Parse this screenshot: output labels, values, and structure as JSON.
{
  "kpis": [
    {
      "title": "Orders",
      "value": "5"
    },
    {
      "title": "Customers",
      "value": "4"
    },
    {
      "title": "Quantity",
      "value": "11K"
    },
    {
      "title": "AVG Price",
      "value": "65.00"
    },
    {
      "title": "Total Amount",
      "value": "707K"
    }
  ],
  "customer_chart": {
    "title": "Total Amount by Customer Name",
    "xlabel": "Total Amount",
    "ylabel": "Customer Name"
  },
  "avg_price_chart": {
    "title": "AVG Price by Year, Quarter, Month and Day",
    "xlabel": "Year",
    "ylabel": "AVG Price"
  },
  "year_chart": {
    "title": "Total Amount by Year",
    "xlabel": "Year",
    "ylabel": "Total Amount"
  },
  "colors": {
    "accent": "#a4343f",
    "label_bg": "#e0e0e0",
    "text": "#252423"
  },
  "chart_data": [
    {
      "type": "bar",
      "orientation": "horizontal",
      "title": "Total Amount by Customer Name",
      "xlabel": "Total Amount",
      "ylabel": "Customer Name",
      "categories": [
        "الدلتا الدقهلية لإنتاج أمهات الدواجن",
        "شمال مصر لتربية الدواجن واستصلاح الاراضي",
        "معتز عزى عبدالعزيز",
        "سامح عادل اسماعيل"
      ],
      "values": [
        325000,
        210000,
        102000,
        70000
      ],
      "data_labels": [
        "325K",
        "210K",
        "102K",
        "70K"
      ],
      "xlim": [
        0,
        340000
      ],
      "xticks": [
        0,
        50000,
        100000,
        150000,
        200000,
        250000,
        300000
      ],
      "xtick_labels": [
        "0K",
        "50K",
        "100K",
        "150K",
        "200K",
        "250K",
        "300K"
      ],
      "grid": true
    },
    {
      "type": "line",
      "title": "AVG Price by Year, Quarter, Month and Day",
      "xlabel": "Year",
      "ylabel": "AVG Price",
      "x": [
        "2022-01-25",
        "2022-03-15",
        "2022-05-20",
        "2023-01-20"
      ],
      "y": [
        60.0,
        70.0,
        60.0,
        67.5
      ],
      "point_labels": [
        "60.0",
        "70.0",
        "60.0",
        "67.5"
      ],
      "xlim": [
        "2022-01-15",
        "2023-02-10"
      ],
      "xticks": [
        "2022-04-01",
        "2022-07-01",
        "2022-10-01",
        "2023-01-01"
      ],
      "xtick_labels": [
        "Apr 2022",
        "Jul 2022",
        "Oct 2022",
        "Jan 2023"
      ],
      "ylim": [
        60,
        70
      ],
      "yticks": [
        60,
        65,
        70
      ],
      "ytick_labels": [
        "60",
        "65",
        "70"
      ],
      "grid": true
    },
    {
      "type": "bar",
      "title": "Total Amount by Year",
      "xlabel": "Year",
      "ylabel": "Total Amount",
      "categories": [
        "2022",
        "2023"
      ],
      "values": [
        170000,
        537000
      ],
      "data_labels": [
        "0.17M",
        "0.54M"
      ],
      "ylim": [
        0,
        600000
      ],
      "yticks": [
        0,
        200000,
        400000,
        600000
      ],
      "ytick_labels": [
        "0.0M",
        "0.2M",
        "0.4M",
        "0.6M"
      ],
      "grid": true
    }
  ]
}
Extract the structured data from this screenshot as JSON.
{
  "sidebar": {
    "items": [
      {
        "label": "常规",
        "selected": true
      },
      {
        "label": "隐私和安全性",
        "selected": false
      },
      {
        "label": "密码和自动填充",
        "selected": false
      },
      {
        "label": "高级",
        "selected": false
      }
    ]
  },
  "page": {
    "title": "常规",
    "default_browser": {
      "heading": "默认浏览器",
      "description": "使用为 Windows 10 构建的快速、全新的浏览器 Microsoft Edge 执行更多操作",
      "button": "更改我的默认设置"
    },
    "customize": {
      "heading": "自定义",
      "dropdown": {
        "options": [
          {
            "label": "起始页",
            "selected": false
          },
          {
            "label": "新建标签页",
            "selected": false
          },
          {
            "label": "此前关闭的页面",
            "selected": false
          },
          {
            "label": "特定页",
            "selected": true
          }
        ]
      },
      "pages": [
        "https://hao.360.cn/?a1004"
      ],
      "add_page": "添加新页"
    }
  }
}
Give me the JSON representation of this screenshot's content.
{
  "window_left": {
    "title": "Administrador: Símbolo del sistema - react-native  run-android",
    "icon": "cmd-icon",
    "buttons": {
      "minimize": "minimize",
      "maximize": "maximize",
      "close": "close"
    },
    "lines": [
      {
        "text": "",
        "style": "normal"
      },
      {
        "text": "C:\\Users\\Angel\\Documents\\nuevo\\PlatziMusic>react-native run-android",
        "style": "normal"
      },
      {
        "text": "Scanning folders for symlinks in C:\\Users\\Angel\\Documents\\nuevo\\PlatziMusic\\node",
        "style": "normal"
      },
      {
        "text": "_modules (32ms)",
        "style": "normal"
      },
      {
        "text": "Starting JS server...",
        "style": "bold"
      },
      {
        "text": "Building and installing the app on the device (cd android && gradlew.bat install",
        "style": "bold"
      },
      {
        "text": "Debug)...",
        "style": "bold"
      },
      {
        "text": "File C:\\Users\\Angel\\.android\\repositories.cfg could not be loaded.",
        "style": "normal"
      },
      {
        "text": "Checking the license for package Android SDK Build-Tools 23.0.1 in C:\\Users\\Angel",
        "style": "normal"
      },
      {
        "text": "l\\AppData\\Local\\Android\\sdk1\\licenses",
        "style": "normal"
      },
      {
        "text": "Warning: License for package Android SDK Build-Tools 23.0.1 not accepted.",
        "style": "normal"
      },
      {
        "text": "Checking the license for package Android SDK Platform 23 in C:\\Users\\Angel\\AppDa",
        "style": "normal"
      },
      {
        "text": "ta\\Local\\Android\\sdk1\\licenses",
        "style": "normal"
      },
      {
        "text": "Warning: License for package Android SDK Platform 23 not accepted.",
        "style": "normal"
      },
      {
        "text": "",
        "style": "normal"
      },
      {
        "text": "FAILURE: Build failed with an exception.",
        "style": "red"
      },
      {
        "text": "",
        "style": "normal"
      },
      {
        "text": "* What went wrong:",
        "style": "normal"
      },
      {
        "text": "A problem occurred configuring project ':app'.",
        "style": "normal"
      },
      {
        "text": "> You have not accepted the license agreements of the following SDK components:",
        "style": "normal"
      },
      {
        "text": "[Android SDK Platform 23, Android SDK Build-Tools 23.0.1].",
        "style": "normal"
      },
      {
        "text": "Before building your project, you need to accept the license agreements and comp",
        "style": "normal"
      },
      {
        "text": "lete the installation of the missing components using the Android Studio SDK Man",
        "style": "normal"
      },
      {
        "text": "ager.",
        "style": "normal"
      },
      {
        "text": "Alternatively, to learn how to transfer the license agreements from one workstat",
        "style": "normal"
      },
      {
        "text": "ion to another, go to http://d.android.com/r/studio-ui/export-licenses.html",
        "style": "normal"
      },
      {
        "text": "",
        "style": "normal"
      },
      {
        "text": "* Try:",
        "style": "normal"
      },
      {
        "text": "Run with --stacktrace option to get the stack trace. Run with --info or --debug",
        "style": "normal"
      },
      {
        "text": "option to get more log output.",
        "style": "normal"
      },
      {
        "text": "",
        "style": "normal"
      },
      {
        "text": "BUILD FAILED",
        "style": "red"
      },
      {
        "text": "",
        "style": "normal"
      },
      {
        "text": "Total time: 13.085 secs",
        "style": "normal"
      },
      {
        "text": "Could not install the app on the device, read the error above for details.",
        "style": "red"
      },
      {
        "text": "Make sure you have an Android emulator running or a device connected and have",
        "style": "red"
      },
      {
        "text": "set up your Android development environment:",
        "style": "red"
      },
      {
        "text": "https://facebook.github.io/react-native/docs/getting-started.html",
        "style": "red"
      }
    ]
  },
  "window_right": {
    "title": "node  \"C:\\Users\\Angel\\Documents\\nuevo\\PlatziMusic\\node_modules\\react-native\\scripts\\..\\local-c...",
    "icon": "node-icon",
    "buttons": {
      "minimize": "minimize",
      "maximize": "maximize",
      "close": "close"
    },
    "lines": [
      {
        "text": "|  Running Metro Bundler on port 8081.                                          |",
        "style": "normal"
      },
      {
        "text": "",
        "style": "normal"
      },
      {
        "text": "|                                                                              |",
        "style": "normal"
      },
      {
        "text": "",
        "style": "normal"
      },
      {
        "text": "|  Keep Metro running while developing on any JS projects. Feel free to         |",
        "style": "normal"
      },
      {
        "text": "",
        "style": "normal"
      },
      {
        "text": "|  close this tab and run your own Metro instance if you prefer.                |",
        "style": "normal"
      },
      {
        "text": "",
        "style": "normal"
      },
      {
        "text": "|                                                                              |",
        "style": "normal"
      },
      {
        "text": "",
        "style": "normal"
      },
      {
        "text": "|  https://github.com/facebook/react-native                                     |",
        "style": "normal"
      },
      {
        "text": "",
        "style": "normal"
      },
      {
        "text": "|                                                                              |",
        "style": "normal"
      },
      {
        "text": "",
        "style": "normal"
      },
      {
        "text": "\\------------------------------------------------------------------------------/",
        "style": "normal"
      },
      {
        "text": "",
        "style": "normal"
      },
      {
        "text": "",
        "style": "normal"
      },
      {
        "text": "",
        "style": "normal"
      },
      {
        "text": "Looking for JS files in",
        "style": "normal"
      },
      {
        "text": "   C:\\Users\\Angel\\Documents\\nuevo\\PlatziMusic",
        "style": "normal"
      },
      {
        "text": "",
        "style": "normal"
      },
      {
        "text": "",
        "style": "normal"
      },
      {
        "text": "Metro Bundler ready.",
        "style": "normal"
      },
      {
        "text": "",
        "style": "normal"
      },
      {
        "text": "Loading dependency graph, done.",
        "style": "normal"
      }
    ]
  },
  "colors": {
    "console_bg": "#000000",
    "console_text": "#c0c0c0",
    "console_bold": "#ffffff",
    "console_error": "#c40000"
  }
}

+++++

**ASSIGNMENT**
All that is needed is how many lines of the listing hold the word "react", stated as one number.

**TASK OUTPUT**
5